4. Fantastic Four - Oh Lord. I just don't understand how something this terrible gets made and then actually released. Especially when you have a cast that's this good. I don't remember the original Fantastic Four movies being any good, but I know, specifically, that I didn't like the cast (at least for the roles that they played). Remaking it with a group of talented, up-and-coming actors seemed like a fantastic idea, but I think they forgot about the script. I mean, there is no story whatsoever. It introduces characters who then spend the next hour of the movie doing "science stuff", they get super-powers from a freak accident and then....??? They fight off a bad guy (whose name is Victor Von Doom. For reals) for like 5 minutes. That's the whole movie. The bad guy is probably the worst villain I've seen in a long time. He has no motivation to be bad and he says dialogue like "there is no Victor, only Doom". This is obviously meant to set up a series of movies, but if you fuck up the plot, dialogue and characters this bad, then no-one is going to want to see more. So, believe the reviews - this movie is absolutely terrible.
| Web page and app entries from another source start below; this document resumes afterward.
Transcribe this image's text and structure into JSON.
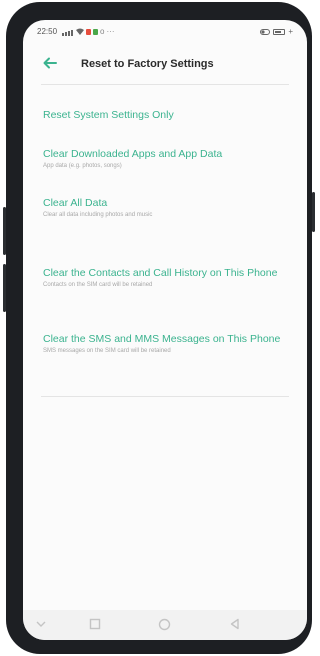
{
  "status_bar": {
    "time": "22:50",
    "network_icons": [
      "wifi-icon",
      "app-notification-icons",
      "more-icon"
    ],
    "right_icons": [
      "toggle-icon",
      "battery-icon"
    ]
  },
  "header": {
    "title": "Reset to Factory Settings",
    "back_icon": "back-arrow-icon"
  },
  "options": [
    {
      "label": "Reset System Settings Only",
      "description": ""
    },
    {
      "label": "Clear Downloaded Apps and App Data",
      "description": "App data (e.g. photos, songs)"
    },
    {
      "label": "Clear All Data",
      "description": "Clear all data including photos and music"
    },
    {
      "label": "Clear the Contacts and Call History on This Phone",
      "description": "Contacts on the SIM card will be retained"
    },
    {
      "label": "Clear the SMS and MMS Messages on This Phone",
      "description": "SMS messages on the SIM card will be retained"
    }
  ],
  "nav_bar": {
    "icons": [
      "menu-icon",
      "home-icon",
      "back-icon"
    ]
  },
  "colors": {
    "accent": "#3bb38f",
    "frame": "#1d1f23",
    "screen": "#fbfbfb"
  }
}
5. The Diary of a Teenage Girl - I had really high hopes for this movie. Not only did it receive tons of festival praise, but I used to work for two of the producers back in the day. I am so happy this film was so successful for them, because they have a knack for picking great scripts. Hopefully, they will continue to see success (which seems likely, since this year they are producers on the famous "Daniel Radcliffe farting corpse" movie). This was advertised as a  "groundbreaking" teenage girl "coming-of-age" story, which actually is the only thing that irked me. There were plenty of these stories when I was growing up (Now and Then and My Girl spring to mind the quickest), but I guess after seeing the movie, I realize that this was definitely more sexually explicit for a female story. There is usually a lot of build-up towards "the first time", and then the story ends. This story begins with "the first time" and continues exploring a teenage girls brain. I don't think I've really seen many stories of young women actually enjoying sex - it's more of a mid-life story that's told, so it's definitely refreshing. It's still not necessarily something I connect with. I honestly don't think I was ever as needy as this girl is (and many girls are). I never really cared if guys found me physically attractive; and I never really cared what guys were thinking about me. That's not to say that I didn't have crushes, I did, but I was just a very independent person. My crushes didn't control how I felt about myself. So, I can't really connect with the story. It escalates from "I just had sex" to "I'm doing drugs and giving blow-jobs to strangers for $15", which kind of negates the healthy "normal" sexual awakenings of a young woman. I feel like someone who is anti-sex before marriage would use this story to prove their point. I'm not judging her, but I don't think that's her proudest moment (but sure, we all have our moments, so I appreciate the boldness of having a character who lapses judgement because of her own insecurities). However, I also find this girl extremely selfish. Sure, she's young and she is disgustingly manipulated by her mother's boyfriend, but she's old enough to realize the damage and hurt that this inappropriate relationship would do to her mother. Plus, any girl who jokes about being raped, is not someone I will ever relate to. So, as someone who doesn't relate to really anything in the movie, I still enjoyed it. It's a strong story, the dialogue is poetic, and the actors (specifically Bel Powley and Kristen Wiig) are excellent. It's definitely one of the best movies of 2015.

No comments:

Post a Comment